The U.S. Supreme Court will hear oral arguments today in the closely watched case of Fisher v. University of Texas at Austin. At issue is whether that public university's use of race as a factor in determining undergraduate admissions violates the Equal Protection Clause of the 14th Amendment.
This will be Fisher's second time before the high court. The justices first considered the case back in October 2012. Eight months later, in June 2013, the Court issued a highly anticlimactic opinion which avoided reaching the constitutional merits and instead sent the case back down to the lower court for further proceedings. Why? As Justice Anthony Kennedy explained in his majority opinion, the U.S. Court of Appeals for the 5th Circuit erred in its Fisher ruling "by deferring to the University's good faith in its use of racial classifications." But "in fairness to the litigants and the courts that heard the case," Kennedy continued, Fisher should "be remanded so that the admissions process can be considered and judged under a correct analysis." The correct analysis the Court had in mind is the exacting standard of judicial review known as strict scrutiny, which is the toughest version of judicial review employed by the courts. Strict scrutiny says that when the government (including a public university such as UT) employs a racial classification, that use of race must 1) serve a compelling government interest, and 2) be narrowly tailored to achieve that compelling interest.
Several months after Kennedy issued that instruction, the 5th Circuit issued its decision on remand. Once again, the 5th Circuit upheld the school's affirmative action plan. Now, once again, the Supreme Court will review the constitutionality of the UT plan for itself.
In essence, the justices are weighing two competing interpretations of what the constitutional guarantee of equal protection means. One side holds that the Constitution is a colorblind document that forbids the use of racial classifications by the government in all but the very rarest of cases. The other side holds that race conscious programs can be a necessary and proper means of ensuring that equal protection includes equal opportunity.

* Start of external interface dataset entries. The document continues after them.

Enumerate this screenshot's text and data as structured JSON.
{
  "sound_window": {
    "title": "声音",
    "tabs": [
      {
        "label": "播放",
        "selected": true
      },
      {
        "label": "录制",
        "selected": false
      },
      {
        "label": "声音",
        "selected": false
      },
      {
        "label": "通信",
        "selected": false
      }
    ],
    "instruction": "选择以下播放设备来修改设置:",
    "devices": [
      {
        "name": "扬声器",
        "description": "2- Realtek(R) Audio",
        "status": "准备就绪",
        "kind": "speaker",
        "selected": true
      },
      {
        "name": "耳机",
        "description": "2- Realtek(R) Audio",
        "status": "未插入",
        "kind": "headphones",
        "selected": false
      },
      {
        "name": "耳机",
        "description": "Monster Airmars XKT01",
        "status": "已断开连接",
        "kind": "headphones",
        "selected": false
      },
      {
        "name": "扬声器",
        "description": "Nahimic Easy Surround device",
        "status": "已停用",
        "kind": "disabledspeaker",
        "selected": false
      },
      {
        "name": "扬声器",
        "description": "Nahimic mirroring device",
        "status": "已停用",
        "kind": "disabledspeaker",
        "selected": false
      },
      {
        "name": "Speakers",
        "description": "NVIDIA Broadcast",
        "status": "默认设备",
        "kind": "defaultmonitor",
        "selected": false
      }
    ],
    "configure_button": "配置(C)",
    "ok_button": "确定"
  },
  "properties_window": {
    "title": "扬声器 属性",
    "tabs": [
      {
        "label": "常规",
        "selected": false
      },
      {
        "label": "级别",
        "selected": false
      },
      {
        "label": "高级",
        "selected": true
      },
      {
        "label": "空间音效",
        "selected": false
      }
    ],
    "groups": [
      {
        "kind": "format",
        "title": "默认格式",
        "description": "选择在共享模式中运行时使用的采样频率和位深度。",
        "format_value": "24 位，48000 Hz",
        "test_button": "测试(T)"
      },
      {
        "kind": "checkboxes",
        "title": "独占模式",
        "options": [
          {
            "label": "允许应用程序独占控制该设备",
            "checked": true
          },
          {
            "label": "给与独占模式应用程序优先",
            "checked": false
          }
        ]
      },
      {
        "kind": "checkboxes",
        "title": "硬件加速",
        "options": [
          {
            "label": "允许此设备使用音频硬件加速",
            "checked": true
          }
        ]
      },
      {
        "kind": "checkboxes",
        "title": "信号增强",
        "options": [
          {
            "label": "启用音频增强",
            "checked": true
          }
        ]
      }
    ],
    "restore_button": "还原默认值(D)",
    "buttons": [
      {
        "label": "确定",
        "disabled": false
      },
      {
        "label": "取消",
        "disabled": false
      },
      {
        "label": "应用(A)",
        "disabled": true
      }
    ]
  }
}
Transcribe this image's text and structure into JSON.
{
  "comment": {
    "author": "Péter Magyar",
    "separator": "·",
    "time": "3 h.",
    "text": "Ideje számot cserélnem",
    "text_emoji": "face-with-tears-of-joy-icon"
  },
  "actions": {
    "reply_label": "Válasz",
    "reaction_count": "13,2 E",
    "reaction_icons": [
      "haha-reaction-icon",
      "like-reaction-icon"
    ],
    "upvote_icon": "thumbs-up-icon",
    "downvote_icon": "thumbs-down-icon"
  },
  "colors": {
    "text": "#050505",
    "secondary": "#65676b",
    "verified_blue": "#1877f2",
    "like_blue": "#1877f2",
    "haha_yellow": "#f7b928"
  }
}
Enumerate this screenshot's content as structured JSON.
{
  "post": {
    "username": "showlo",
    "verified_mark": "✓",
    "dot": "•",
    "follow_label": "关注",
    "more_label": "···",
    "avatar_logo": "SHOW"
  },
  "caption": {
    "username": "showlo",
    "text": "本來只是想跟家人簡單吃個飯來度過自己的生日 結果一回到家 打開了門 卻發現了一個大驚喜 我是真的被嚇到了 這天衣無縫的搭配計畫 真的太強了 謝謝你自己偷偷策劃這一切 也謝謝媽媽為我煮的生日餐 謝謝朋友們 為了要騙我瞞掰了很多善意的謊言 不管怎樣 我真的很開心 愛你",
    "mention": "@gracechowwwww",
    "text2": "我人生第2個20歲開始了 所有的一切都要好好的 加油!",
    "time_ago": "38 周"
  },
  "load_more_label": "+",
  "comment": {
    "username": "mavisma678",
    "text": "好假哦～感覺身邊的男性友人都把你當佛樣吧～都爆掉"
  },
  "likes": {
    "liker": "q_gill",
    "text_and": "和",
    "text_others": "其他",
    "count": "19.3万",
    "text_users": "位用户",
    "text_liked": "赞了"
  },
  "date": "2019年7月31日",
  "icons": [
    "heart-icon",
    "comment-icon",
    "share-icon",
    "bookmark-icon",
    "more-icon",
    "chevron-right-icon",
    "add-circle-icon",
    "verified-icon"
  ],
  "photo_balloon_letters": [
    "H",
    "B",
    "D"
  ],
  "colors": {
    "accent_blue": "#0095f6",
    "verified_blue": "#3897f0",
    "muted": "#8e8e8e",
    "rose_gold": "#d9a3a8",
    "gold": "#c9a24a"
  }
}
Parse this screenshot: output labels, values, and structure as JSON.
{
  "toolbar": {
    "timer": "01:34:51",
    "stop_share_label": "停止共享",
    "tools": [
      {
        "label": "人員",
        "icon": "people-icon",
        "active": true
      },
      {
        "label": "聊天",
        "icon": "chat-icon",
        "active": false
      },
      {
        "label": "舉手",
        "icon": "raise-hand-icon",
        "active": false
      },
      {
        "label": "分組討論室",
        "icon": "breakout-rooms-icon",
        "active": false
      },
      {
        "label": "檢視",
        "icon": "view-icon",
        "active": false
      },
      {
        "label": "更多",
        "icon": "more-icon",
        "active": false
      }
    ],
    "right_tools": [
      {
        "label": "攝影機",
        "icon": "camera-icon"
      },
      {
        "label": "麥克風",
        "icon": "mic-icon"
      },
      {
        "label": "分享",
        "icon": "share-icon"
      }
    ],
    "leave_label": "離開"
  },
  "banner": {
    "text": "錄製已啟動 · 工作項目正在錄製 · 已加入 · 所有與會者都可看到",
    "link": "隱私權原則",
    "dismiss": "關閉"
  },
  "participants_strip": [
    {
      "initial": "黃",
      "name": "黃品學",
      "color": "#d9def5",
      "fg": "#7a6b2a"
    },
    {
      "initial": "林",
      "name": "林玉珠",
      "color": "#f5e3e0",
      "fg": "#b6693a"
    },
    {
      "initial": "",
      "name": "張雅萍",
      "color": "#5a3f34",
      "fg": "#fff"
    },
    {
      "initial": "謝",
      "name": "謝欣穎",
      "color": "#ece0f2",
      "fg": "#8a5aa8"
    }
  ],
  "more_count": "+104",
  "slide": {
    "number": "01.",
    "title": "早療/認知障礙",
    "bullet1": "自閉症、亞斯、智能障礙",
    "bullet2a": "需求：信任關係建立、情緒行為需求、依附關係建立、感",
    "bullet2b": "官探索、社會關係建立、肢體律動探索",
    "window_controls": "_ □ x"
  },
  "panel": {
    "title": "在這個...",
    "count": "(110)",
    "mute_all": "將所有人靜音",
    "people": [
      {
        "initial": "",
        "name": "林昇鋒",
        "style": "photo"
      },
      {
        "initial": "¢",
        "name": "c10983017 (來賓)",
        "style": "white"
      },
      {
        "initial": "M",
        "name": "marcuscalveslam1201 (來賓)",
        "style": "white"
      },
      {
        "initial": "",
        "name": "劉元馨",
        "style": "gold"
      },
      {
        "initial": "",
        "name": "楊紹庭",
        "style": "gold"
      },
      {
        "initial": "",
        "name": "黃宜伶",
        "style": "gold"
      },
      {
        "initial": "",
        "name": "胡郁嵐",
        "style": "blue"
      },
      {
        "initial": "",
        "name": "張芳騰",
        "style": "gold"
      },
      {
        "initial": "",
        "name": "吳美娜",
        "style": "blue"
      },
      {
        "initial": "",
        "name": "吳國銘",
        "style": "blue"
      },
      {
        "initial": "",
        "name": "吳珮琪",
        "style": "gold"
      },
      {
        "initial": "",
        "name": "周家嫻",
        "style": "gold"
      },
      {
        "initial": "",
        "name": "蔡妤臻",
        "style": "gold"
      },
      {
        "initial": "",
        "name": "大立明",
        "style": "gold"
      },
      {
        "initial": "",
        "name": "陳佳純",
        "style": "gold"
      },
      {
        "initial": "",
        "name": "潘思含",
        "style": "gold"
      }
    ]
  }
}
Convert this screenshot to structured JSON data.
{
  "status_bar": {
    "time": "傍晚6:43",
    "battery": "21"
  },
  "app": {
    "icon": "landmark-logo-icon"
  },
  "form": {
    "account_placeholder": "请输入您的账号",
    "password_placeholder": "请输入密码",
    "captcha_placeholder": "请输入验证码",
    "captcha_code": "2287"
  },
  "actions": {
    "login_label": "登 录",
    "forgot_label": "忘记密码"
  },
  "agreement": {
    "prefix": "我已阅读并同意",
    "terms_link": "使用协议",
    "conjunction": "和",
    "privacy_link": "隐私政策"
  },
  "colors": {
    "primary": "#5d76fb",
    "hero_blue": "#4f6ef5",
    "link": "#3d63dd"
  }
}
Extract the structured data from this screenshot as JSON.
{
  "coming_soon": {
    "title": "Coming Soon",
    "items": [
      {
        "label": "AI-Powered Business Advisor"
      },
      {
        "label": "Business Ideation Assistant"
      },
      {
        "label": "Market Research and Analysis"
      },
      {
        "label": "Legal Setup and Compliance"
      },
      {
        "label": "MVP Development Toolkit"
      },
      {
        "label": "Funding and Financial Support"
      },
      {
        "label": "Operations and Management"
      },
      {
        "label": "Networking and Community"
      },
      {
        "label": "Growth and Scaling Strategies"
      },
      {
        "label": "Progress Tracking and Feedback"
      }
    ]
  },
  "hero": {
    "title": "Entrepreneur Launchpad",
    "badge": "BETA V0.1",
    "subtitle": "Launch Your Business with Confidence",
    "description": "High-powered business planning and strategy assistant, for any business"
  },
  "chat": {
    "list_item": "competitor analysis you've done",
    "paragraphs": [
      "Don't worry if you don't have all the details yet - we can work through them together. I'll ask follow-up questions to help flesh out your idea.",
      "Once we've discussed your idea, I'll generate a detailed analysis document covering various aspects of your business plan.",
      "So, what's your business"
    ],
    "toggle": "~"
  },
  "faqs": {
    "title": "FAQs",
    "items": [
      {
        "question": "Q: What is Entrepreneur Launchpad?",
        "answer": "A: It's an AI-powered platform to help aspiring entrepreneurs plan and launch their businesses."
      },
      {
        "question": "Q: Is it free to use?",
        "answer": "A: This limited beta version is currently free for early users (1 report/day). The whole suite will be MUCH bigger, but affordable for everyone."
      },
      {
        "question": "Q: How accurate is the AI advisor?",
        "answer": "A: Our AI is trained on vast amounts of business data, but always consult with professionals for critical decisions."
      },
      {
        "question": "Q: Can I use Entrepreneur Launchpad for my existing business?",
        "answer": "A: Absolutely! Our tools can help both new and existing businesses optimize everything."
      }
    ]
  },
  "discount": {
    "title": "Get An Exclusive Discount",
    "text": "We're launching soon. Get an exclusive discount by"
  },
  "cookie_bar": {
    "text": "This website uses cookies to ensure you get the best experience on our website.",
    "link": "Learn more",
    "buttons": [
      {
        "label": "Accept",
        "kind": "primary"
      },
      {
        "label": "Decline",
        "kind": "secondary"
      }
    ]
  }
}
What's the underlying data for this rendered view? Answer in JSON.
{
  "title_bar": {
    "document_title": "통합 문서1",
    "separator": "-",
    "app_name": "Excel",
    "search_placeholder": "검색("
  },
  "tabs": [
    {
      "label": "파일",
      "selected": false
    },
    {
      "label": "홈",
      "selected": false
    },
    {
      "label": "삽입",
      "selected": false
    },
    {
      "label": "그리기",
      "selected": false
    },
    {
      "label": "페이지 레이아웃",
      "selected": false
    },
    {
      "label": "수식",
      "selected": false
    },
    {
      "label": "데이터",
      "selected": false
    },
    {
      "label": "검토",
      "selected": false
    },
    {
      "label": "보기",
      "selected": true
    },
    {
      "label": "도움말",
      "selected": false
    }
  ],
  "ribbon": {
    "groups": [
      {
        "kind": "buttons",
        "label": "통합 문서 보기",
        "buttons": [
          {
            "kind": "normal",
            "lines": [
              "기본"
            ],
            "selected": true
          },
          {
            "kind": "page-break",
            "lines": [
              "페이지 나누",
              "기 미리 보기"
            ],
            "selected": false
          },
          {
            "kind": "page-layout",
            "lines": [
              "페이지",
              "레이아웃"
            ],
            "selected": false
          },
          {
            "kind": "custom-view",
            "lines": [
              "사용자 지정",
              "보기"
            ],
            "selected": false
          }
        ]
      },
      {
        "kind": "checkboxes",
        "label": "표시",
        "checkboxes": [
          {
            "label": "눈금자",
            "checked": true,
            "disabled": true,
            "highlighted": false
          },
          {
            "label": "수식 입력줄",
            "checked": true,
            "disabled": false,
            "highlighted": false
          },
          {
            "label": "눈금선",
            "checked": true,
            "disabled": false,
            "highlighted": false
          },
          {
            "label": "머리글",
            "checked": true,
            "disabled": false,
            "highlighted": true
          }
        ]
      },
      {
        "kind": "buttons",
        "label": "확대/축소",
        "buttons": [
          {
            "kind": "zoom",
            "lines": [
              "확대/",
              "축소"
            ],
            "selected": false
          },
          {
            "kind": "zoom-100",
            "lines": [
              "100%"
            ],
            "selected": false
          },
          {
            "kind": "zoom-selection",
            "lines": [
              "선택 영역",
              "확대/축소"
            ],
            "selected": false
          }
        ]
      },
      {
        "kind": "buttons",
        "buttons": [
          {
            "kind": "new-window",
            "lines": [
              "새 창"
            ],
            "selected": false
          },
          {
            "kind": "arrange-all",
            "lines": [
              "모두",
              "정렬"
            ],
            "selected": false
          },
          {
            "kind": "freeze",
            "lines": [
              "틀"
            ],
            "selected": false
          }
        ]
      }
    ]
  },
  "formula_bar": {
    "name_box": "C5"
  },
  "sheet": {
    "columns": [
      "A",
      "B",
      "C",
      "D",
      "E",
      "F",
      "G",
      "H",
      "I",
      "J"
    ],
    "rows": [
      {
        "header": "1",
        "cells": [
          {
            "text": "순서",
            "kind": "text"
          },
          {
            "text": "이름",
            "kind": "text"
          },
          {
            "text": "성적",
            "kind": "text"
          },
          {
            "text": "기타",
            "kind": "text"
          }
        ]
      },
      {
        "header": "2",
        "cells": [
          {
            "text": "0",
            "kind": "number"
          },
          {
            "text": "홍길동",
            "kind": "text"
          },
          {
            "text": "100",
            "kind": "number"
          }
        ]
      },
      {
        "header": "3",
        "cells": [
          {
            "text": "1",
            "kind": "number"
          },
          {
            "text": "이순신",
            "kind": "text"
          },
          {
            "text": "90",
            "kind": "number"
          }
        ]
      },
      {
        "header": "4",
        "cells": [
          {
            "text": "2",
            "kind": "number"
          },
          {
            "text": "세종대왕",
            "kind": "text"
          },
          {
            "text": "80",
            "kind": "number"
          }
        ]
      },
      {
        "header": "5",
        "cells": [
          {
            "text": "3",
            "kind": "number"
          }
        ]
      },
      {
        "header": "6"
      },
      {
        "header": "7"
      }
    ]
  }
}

To get you up to speed for today's oral arguments in this high-profile case, here's a selection from Reason's long-running coverage of the legal debate over affirmative action and the Constitution.